I have protected the page to autoconfirmed status for 1 week so I will not be engaged in an edit war. If you would like to discuss the bastard sword entry, please do so here, but don't just remove content because you disagree with it without saying anything. --Kydo (talk) 13:37, 14 December 2016 (MST)
in my opininion the gadder section could use a karambit, in my opinion it would just have to be a dagger with slashing instead of piercing
- It does make sense that a Karambit would be a dagger, but I don't think it would have to be slashing. As most daggers, a Karambit can slash or cut, but its curved, short blade make it a lot better at piercing. Some Karambit techniques involve hooking around joints and cutting tendons or arteries, but a Karambit can do the most damage when used as a tiny war pick. Suracha (talk) 04:48, 20 January 2021 (MST)
A small sword is not a short sword derivative, it'd be better suited to being a rapier variant as that is the weapon it descended from.
- Agreed, same with the side sword and Walloon sword. Many of the weapons in the Shortsword category seem misplaced. Arming swords are more similar to D&D longswords, as are basket-hilted swords or broadswords, which are one and the same (with Sinclair/Schiavona and back sword referring to specific hilts and blades for this type of sword, respectively), while chokutou are basically the same size as a katana, but straight-edged. The Khyber knife is pushing it a bit, but it could be seen as a shortsword; the katar, however, is a dagger. It's even described as a dagger in the page. If anything, I believe the only weapons that should remain in this category are the Xiphos and Gladius, which are quintessential shortswords, as well as the Katzbalger and Wakizashi for regional flexibility. There is no shortage of real, historical shortswords - Cinquedea, Baselard, even a particularly long dirk or a Langseax. No point in adding weapons from other categories to the list. Suracha (talk) 04:48, 20 January 2021 (MST)
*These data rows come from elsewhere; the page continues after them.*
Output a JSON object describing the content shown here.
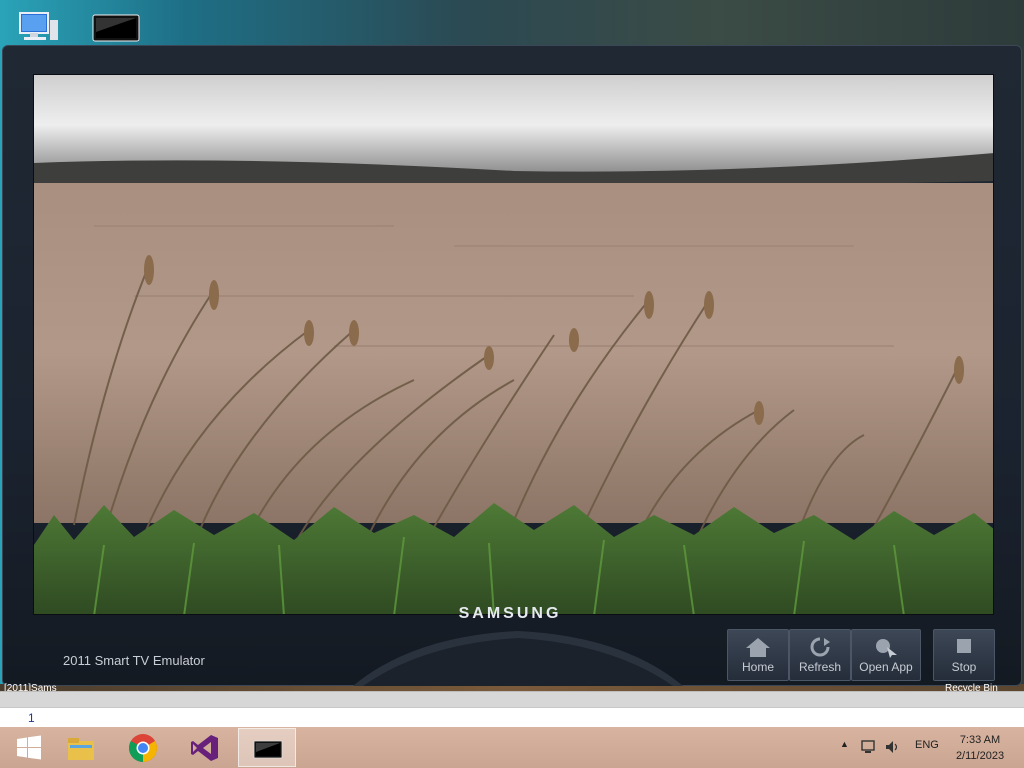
{
  "desktop": {
    "icons": [
      "computer-icon",
      "tv-emulator-shortcut-icon"
    ],
    "bottom_left_label": "[2011]Sams",
    "bottom_right_label": "Recycle Bin"
  },
  "emulator": {
    "title": "2011 Smart TV Emulator",
    "brand": "SAMSUNG",
    "controls": {
      "home": "Home",
      "refresh": "Refresh",
      "open_app": "Open App",
      "stop": "Stop"
    }
  },
  "command_line": {
    "value": "1"
  },
  "taskbar": {
    "apps": [
      "windows-start-icon",
      "file-explorer-icon",
      "chrome-icon",
      "visual-studio-icon",
      "tv-emulator-icon"
    ],
    "language": "ENG",
    "time": "7:33 AM",
    "date": "2/11/2023"
  }
}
A Few Notes
A backsword is much more suited as a rapier than a shortsword. A "basket-hilt sword" is not a more technical term for a shortsword as many blades without basket hilts could be called short swords. A broad sword (more specifically scottish broadswords) would encompass a mortuary sword and basket-hilt sword. If the katar is a "push dagger" why is it categorized under the shortsword category? I'm tempted to say a sidesword is more akin to a rapier, but it's honestly a transition between an arming sword and rapier. Sinclair is a hilt design and was sometimes mounted on curved blades, making the "sinclair" a tad redundant to put in the shortsword category. A "flanged mace" seems more akin to a morningstar than a warhammer.
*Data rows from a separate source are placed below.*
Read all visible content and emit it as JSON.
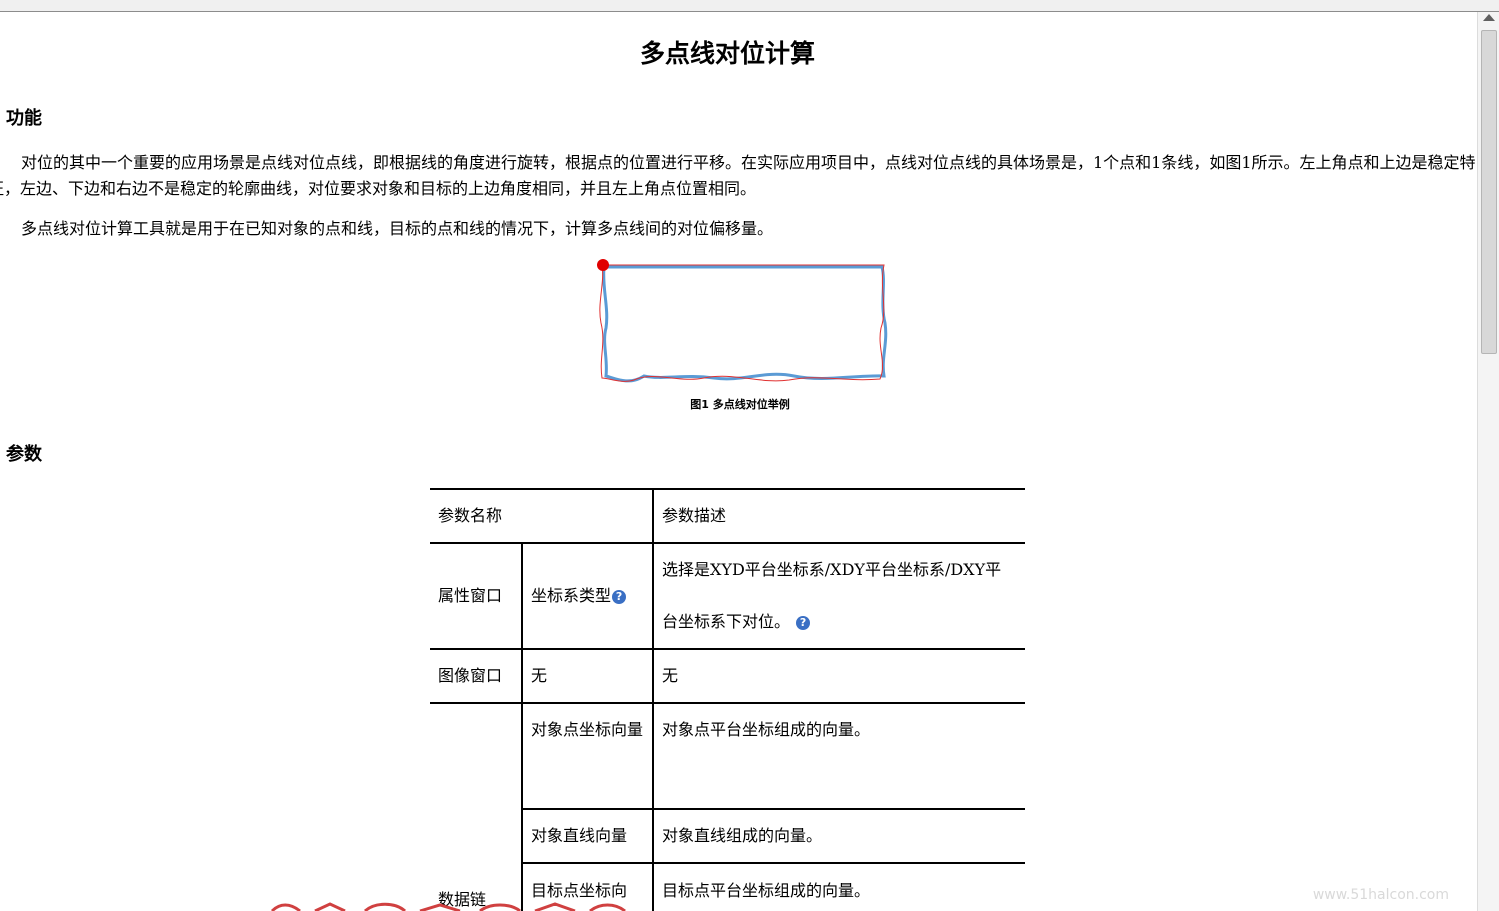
{
  "doc": {
    "title": "多点线对位计算",
    "section_function": "功能",
    "para1": "对位的其中一个重要的应用场景是点线对位点线，即根据线的角度进行旋转，根据点的位置进行平移。在实际应用项目中，点线对位点线的具体场景是，1个点和1条线，如图1所示。左上角点和上边是稳定特征，左边、下边和右边不是稳定的轮廓曲线，对位要求对象和目标的上边角度相同，并且左上角点位置相同。",
    "para2": "多点线对位计算工具就是用于在已知对象的点和线，目标的点和线的情况下，计算多点线间的对位偏移量。",
    "figure_caption": "图1  多点线对位举例",
    "section_params": "参数"
  },
  "table": {
    "header_name": "参数名称",
    "header_desc": "参数描述",
    "rows": [
      {
        "group": "属性窗口",
        "name": "坐标系类型",
        "desc": "选择是XYD平台坐标系/XDY平台坐标系/DXY平台坐标系下对位。"
      },
      {
        "group": "图像窗口",
        "name": "无",
        "desc": "无"
      },
      {
        "group": "数据链",
        "name": "对象点坐标向量",
        "desc": "对象点平台坐标组成的向量。"
      },
      {
        "name": "对象直线向量",
        "desc": "对象直线组成的向量。"
      },
      {
        "name": "目标点坐标向",
        "desc": "目标点平台坐标组成的向量。"
      }
    ]
  },
  "help_icon_glyph": "?",
  "watermark": "www.51halcon.com",
  "colors": {
    "object_outline": "#5b9bd5",
    "target_outline": "#e03030",
    "key_point": "#e00000",
    "help_icon": "#3a6fc4"
  }
}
I think a wakizashi should be listed as a scimitar variant as opposed to a shortsword variant. From my understanding of the statistics, a scimitar and a shortsword are effectively identical aside from damage type (and likely weight): both have the light and finesse properties, and both deal 1d6 damage; the scimitar deals slashing and the shortsword piercing. Unless my knowledge is lacking, I believe a wakizashi is more often used for cutting rather than thrusting, so I would expect it to deal slashing damage, like a scimitar. - Alice-chan (talk) 14:58, 27 December 2018 (MST)